And you will know them by their trail of brands. Spectrum Brands makes and markets products sold under some of the most recognizable names in the world. They include batteries (Rayovac and VARTA), pet foods and supplies (Tetra, Marineland, Dingo), personal care (Remington), and garden care (Spectracide, Cutter, Hot Shot). Its small appliances unit includes such notable brands as Stanley Black & Decker, George Foreman, Toastmaster, and Farberware. Spectrum Brands markets its products in some 120 countries and is a leader in the sale of rechargeable batteries and hearing aid batteries to manufacturers. It makes more than half of its sales in the US. Harbinger Capital owns about a 54% stake in the company.
The company operates from four divisions, the largest of which include Global Batteries & Personal Care, Global Pet Supplies (United Pet Group), and Home & Garden. Its newest division is Small Appliances, created in 2010 when the company acquired Florida-based Russell Hobbs (formerly Salton), a distributor of household appliances. In 2011 it acquired the Black Flag and TAT insect control brands from The Homax Group adding to the Home and Garden division portfolio.
While best known for its general-purpose alkaline batteries, Spectrum Brands also makes hearing aid batteries (Beltone, Miracle Ear, and Starkey brands), as well as zinc carbon, nickel metal hydride, lithium, silver oxide, and coin cell (used in cameras and computer clocks) batteries. The company sells its VARTA consumer brand batteries primarily in European markets.
The vast majority of its rechargeable batteries and chargers, personal care products, and lighting products are manufactured in Asia. It also has manufacturing and product development operations located in Europe, Latin America, and the US. Products are sold through retailers, wholesalers, and distributors, including Wal-Mart, The Home Depot, Target, and PetSmart.
Even after emerging from bankruptcy, Spectrum still has significant debt, around $1.8 billion at the end of fiscal 2010. Such a large amount of debt means that much of its cash flow is directed towards paying principal and interest, rather than making investments in research and development and capital expenditures. It also restricts Spectrum's ability to make acquisitions -- an important part of its growth strategy -- and makes it more susceptible to swings in consumer demands and down economic cycles.

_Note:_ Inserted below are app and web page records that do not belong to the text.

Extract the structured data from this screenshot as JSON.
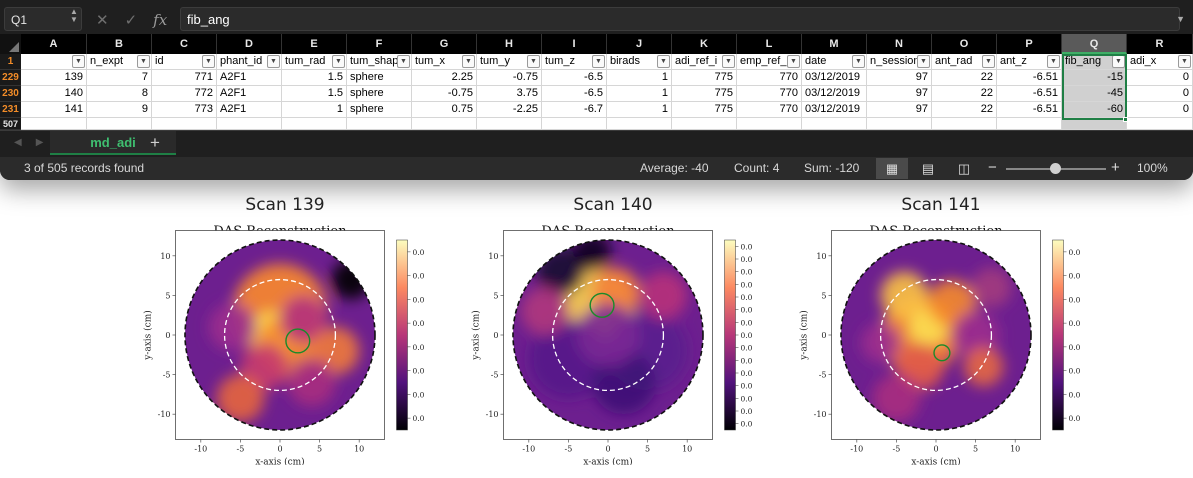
{
  "colors": {
    "accent": "#1f7f45",
    "row_number": "#f28c28",
    "window_bg": "#1f1f1f",
    "selected_column": "#d0d0d0",
    "tumor_circle": "#1a8a2a"
  },
  "formula_bar": {
    "name_box": "Q1",
    "cancel_icon": "cancel-icon",
    "confirm_icon": "check-icon",
    "fx_label": "fx",
    "formula": "fib_ang"
  },
  "sheet": {
    "columns": [
      {
        "letter": "A",
        "header": "",
        "align": "num"
      },
      {
        "letter": "B",
        "header": "n_expt",
        "align": "num"
      },
      {
        "letter": "C",
        "header": "id",
        "align": "num"
      },
      {
        "letter": "D",
        "header": "phant_id",
        "align": "txt"
      },
      {
        "letter": "E",
        "header": "tum_rad",
        "align": "num"
      },
      {
        "letter": "F",
        "header": "tum_shap",
        "align": "txt"
      },
      {
        "letter": "G",
        "header": "tum_x",
        "align": "num"
      },
      {
        "letter": "H",
        "header": "tum_y",
        "align": "num"
      },
      {
        "letter": "I",
        "header": "tum_z",
        "align": "num"
      },
      {
        "letter": "J",
        "header": "birads",
        "align": "num"
      },
      {
        "letter": "K",
        "header": "adi_ref_i",
        "align": "num"
      },
      {
        "letter": "L",
        "header": "emp_ref_",
        "align": "num"
      },
      {
        "letter": "M",
        "header": "date",
        "align": "txt"
      },
      {
        "letter": "N",
        "header": "n_session",
        "align": "num"
      },
      {
        "letter": "O",
        "header": "ant_rad",
        "align": "num"
      },
      {
        "letter": "P",
        "header": "ant_z",
        "align": "num"
      },
      {
        "letter": "Q",
        "header": "fib_ang",
        "align": "num"
      },
      {
        "letter": "R",
        "header": "adi_x",
        "align": "num"
      }
    ],
    "header_row_number": "1",
    "rows": [
      {
        "row_number": "229",
        "cells": [
          "139",
          "7",
          "771",
          "A2F1",
          "1.5",
          "sphere",
          "2.25",
          "-0.75",
          "-6.5",
          "1",
          "775",
          "770",
          "03/12/2019",
          "97",
          "22",
          "-6.51",
          "-15",
          "0"
        ]
      },
      {
        "row_number": "230",
        "cells": [
          "140",
          "8",
          "772",
          "A2F1",
          "1.5",
          "sphere",
          "-0.75",
          "3.75",
          "-6.5",
          "1",
          "775",
          "770",
          "03/12/2019",
          "97",
          "22",
          "-6.51",
          "-45",
          "0"
        ]
      },
      {
        "row_number": "231",
        "cells": [
          "141",
          "9",
          "773",
          "A2F1",
          "1",
          "sphere",
          "0.75",
          "-2.25",
          "-6.7",
          "1",
          "775",
          "770",
          "03/12/2019",
          "97",
          "22",
          "-6.51",
          "-60",
          "0"
        ]
      }
    ],
    "last_row_number": "507",
    "selected_column": "Q"
  },
  "tabs": {
    "active": "md_adi",
    "add_label": "+"
  },
  "status": {
    "records": "3 of 505 records found",
    "average": "Average: -40",
    "count": "Count: 4",
    "sum": "Sum: -120",
    "zoom_minus": "−",
    "zoom_plus": "+",
    "zoom": "100%",
    "zoom_level": 0.5
  },
  "plots": [
    {
      "title": "Scan 139",
      "subtitle": "DAS Reconstruction",
      "xlabel": "x-axis (cm)",
      "ylabel": "y-axis (cm)",
      "tumor": [
        2.25,
        -0.75
      ],
      "tumor_r": 1.5,
      "colorbar_label": "0.0"
    },
    {
      "title": "Scan 140",
      "subtitle": "DAS Reconstruction",
      "xlabel": "x-axis (cm)",
      "ylabel": "y-axis (cm)",
      "tumor": [
        -0.75,
        3.75
      ],
      "tumor_r": 1.5,
      "colorbar_label": "0.0"
    },
    {
      "title": "Scan 141",
      "subtitle": "DAS Reconstruction",
      "xlabel": "x-axis (cm)",
      "ylabel": "y-axis (cm)",
      "tumor": [
        0.75,
        -2.25
      ],
      "tumor_r": 1.0,
      "colorbar_label": "0.0"
    }
  ],
  "chart_data": [
    {
      "type": "heatmap",
      "title": "Scan 139",
      "subtitle": "DAS Reconstruction",
      "xlabel": "x-axis (cm)",
      "ylabel": "y-axis (cm)",
      "xlim": [
        -12,
        12
      ],
      "ylim": [
        -12,
        12
      ],
      "x_ticks": [
        -10,
        -5,
        0,
        5,
        10
      ],
      "y_ticks": [
        -10,
        -5,
        0,
        5,
        10
      ],
      "colorbar_ticks": [
        "0.0",
        "0.0",
        "0.0",
        "0.0",
        "0.0",
        "0.0",
        "0.0",
        "0.0"
      ],
      "tumor_circle": {
        "x": 2.25,
        "y": -0.75,
        "r": 1.5
      },
      "dashed_circle_r": 7.0,
      "boundary_r": 12.0
    },
    {
      "type": "heatmap",
      "title": "Scan 140",
      "subtitle": "DAS Reconstruction",
      "xlabel": "x-axis (cm)",
      "ylabel": "y-axis (cm)",
      "xlim": [
        -12,
        12
      ],
      "ylim": [
        -12,
        12
      ],
      "x_ticks": [
        -10,
        -5,
        0,
        5,
        10
      ],
      "y_ticks": [
        -10,
        -5,
        0,
        5,
        10
      ],
      "colorbar_ticks": [
        "0.0",
        "0.0",
        "0.0",
        "0.0",
        "0.0",
        "0.0",
        "0.0",
        "0.0",
        "0.0",
        "0.0",
        "0.0",
        "0.0",
        "0.0",
        "0.0",
        "0.0"
      ],
      "tumor_circle": {
        "x": -0.75,
        "y": 3.75,
        "r": 1.5
      },
      "dashed_circle_r": 7.0,
      "boundary_r": 12.0
    },
    {
      "type": "heatmap",
      "title": "Scan 141",
      "subtitle": "DAS Reconstruction",
      "xlabel": "x-axis (cm)",
      "ylabel": "y-axis (cm)",
      "xlim": [
        -12,
        12
      ],
      "ylim": [
        -12,
        12
      ],
      "x_ticks": [
        -10,
        -5,
        0,
        5,
        10
      ],
      "y_ticks": [
        -10,
        -5,
        0,
        5,
        10
      ],
      "colorbar_ticks": [
        "0.0",
        "0.0",
        "0.0",
        "0.0",
        "0.0",
        "0.0",
        "0.0",
        "0.0"
      ],
      "tumor_circle": {
        "x": 0.75,
        "y": -2.25,
        "r": 1.0
      },
      "dashed_circle_r": 7.0,
      "boundary_r": 12.0
    }
  ]
}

Sales for fiscal 2010 grew by 15% over the prior period, with increases across all product lines except pet supplies, which was down 2%. Spectrum's growth can be traced in part to the addition of to its small appliances division, which added $238 million (9%) to overall sales. In spite of the sales gains and cost reduction efforts, Spectrum remained in the red, posting a $189 million net loss on higher than expected operating and interest expenses.
The company bases its business strategy on consumer marketing trends, product mix, distribution network, technology, promotions and pricing, and geographic foothold. It makes acquisitions that bolster its product lines and expand its global presence.

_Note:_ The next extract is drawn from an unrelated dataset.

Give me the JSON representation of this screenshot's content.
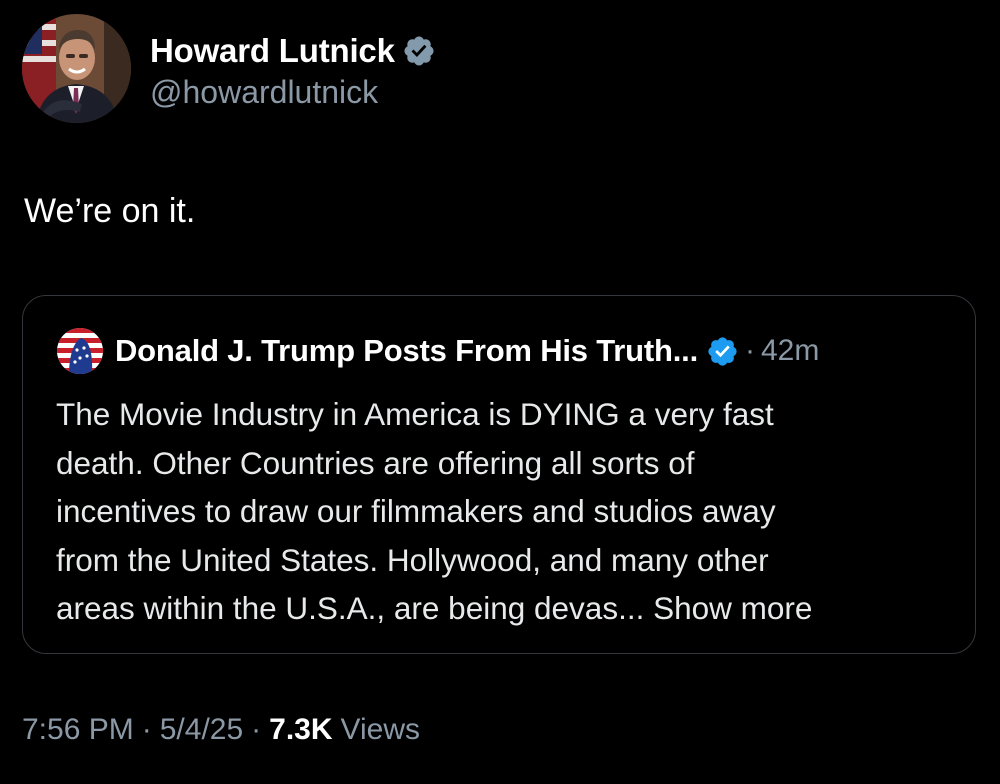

Mergers and Acquisitions
In late 2012 Spectrum announced it was acquiring the Hardware & Home Improvement Group (HHI) belonging to Stanley Black & Decker for $1.4 billion. HHI is a leader in the North American market for making residential locksets, hardware for homebuilders, and faucets. The deal will widen Spectrum's product diversity and solidify its relationships with key retail partners. Spectrum in 2012 also invested $50 million in cash to acquire a 56% interest in Shaser Bioscience, a privately held developer of energy-based aesthetic dermatological technology for home use devices. – less